Given records ▸
____

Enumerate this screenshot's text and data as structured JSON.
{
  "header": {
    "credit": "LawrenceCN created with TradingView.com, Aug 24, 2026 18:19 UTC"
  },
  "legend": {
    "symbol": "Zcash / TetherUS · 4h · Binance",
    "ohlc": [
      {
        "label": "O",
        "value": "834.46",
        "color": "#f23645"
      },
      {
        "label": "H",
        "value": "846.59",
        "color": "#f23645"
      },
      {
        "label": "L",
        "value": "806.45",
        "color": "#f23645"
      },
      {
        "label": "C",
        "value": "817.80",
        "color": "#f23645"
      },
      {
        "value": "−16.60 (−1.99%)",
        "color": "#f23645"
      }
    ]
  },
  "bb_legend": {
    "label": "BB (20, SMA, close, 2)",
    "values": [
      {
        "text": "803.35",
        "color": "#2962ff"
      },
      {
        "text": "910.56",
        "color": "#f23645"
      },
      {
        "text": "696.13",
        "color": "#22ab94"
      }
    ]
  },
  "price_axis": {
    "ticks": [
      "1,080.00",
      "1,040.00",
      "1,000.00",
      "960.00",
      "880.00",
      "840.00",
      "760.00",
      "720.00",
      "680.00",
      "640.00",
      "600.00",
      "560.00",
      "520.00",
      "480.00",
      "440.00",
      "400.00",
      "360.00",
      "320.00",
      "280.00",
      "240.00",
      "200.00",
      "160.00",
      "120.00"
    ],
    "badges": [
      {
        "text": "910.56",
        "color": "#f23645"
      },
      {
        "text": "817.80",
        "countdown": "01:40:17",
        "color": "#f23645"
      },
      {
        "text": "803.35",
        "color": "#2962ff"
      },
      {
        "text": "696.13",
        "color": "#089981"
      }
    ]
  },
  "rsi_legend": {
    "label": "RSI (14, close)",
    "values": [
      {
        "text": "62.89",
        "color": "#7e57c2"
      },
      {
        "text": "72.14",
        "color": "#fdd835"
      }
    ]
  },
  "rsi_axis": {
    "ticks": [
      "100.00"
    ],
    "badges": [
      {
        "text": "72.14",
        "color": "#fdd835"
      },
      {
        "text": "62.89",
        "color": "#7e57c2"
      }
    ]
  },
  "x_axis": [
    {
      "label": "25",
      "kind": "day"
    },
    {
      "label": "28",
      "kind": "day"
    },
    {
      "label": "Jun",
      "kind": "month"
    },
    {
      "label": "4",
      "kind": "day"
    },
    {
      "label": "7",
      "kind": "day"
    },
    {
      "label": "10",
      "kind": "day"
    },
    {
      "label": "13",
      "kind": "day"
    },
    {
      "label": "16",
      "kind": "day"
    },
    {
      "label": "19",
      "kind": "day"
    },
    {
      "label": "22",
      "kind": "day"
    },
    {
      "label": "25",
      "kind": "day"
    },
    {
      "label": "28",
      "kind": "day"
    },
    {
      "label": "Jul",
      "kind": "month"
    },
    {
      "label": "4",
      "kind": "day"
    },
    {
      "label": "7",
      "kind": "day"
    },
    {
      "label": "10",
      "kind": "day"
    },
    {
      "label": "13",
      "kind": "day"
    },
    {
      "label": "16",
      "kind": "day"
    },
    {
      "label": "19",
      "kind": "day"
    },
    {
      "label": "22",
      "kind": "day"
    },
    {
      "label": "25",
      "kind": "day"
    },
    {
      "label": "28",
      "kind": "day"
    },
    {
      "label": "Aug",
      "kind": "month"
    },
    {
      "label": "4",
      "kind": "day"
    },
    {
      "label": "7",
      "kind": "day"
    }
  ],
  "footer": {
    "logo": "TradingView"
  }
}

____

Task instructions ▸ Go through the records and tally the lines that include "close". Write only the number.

Written response ▸ 2